Stored dataset items
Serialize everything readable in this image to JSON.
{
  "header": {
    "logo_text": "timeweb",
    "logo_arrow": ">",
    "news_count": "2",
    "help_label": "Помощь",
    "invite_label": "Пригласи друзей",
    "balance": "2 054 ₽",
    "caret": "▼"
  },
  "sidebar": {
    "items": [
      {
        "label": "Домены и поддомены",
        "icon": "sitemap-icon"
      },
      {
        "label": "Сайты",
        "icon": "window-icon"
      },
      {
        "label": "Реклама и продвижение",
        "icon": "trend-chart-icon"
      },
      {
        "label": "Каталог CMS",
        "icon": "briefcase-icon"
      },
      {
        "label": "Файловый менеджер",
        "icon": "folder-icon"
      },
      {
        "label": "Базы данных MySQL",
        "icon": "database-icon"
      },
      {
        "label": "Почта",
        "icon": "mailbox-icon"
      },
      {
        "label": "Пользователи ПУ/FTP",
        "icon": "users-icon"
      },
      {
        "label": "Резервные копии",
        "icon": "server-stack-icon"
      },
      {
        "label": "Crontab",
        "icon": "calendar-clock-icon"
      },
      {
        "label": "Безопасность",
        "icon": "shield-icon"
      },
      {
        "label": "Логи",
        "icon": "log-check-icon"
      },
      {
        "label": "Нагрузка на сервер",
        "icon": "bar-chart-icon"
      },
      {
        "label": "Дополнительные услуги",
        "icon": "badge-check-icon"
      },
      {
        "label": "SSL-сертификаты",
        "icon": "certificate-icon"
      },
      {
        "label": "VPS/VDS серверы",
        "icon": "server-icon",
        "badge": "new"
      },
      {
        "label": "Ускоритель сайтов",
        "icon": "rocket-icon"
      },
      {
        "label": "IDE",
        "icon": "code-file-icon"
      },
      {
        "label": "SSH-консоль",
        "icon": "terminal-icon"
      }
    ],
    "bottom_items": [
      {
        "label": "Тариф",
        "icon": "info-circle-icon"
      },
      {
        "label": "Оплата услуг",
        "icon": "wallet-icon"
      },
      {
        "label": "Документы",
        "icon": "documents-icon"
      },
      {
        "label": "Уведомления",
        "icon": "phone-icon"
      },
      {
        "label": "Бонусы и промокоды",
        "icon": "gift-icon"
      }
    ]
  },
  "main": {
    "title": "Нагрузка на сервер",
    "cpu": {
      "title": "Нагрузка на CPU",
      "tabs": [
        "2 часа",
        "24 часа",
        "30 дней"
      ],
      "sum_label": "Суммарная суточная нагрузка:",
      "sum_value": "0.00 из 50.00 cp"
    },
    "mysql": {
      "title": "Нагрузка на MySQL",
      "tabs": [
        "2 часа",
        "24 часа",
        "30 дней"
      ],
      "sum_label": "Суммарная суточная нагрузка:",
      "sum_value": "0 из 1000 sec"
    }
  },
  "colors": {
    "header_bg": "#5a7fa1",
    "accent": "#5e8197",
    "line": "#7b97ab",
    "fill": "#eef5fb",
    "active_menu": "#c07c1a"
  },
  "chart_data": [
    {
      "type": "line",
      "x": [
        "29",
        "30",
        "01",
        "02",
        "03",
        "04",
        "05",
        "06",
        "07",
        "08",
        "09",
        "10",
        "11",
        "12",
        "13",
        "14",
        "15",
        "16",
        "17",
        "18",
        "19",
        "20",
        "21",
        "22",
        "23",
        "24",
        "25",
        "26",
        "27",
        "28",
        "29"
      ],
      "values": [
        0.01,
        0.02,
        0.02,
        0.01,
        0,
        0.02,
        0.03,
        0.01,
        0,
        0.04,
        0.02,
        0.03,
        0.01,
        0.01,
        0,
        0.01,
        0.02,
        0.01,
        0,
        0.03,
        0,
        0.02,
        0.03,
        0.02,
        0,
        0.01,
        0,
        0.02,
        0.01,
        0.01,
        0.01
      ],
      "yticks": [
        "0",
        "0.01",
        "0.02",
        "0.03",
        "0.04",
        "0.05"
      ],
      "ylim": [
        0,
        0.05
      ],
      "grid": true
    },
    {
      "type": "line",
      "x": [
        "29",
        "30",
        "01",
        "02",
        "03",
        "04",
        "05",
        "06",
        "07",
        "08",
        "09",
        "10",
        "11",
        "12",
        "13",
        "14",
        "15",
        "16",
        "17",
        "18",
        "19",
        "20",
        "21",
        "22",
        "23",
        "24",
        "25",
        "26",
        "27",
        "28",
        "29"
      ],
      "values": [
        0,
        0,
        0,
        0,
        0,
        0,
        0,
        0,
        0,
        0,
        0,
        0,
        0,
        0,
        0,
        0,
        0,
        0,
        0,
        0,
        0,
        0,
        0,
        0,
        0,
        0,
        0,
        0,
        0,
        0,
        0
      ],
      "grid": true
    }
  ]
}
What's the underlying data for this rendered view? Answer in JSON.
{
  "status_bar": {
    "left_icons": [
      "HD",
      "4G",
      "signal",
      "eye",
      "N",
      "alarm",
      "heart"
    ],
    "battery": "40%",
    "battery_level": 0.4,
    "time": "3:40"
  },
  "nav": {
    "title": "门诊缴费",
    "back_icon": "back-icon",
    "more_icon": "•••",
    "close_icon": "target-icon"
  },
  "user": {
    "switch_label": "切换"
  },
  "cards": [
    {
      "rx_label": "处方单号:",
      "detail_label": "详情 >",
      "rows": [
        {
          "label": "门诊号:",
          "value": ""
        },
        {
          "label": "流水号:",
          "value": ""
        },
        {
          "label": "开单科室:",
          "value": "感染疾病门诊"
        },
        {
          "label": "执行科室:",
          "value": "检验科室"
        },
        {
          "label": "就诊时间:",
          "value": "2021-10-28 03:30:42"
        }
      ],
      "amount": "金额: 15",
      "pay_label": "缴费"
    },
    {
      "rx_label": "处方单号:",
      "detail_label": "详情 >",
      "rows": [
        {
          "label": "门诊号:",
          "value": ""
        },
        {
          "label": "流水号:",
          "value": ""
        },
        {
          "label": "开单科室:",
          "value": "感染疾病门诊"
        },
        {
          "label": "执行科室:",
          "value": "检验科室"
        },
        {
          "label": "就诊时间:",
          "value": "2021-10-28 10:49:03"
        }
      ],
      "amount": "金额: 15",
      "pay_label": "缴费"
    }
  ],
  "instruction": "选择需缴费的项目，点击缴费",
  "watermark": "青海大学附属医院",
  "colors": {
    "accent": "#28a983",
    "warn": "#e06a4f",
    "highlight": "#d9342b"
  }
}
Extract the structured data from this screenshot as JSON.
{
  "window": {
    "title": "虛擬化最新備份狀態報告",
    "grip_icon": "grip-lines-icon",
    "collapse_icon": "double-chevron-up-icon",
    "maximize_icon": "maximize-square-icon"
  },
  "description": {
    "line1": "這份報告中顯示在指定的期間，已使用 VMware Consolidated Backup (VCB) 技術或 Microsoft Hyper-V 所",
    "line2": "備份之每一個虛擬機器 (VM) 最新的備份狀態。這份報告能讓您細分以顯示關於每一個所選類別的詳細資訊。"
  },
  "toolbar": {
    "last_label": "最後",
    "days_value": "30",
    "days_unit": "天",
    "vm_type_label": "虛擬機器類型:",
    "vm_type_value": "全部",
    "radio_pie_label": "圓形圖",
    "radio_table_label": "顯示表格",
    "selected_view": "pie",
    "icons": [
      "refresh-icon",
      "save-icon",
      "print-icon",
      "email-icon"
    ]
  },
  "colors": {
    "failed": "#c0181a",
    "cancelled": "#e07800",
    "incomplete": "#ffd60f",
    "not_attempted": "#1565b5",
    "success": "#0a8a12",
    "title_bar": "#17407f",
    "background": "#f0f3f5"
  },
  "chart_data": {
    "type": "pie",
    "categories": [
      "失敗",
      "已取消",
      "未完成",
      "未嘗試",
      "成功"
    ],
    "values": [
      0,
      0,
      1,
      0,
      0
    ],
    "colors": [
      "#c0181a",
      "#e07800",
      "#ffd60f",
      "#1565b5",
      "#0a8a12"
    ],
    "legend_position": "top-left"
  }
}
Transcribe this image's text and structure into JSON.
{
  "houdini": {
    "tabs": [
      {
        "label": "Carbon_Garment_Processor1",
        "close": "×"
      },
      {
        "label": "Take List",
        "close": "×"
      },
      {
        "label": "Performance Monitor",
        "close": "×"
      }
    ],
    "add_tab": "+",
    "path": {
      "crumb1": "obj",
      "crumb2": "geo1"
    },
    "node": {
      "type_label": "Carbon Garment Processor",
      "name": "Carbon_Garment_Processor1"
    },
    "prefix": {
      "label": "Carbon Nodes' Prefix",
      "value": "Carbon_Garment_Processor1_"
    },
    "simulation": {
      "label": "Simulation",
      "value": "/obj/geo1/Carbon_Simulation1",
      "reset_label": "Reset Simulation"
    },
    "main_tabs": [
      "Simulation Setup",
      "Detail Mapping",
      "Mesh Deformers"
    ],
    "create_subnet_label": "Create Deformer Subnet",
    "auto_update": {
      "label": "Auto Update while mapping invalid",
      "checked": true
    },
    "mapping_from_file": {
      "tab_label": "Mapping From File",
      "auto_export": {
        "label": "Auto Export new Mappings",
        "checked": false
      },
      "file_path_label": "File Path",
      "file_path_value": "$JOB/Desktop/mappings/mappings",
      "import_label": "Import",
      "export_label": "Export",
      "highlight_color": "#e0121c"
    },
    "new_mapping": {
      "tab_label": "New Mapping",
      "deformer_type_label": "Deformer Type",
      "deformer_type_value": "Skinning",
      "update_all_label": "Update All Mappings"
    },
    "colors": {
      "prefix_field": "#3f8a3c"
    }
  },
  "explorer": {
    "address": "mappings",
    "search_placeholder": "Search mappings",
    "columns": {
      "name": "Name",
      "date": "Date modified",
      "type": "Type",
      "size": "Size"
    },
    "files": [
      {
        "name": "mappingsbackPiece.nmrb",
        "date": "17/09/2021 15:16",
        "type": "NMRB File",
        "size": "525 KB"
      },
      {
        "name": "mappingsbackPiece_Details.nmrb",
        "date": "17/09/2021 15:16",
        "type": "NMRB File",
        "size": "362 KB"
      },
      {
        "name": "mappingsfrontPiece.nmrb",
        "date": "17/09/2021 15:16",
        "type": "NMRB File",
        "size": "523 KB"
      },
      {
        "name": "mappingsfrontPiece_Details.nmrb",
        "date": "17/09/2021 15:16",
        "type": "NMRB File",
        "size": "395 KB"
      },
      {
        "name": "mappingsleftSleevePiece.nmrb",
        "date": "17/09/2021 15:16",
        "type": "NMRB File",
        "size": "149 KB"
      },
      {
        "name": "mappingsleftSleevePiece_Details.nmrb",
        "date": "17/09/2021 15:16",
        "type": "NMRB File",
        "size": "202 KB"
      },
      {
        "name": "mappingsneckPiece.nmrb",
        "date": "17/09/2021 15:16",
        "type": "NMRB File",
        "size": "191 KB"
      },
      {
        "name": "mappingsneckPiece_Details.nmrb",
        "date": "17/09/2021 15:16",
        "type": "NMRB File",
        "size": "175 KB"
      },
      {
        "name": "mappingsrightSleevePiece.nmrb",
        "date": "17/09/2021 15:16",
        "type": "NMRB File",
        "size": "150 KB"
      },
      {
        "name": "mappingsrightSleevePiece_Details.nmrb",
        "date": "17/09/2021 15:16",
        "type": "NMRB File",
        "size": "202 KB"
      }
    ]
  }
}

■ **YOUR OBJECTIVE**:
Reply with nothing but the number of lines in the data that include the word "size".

■ **FINISHED TASK**:
11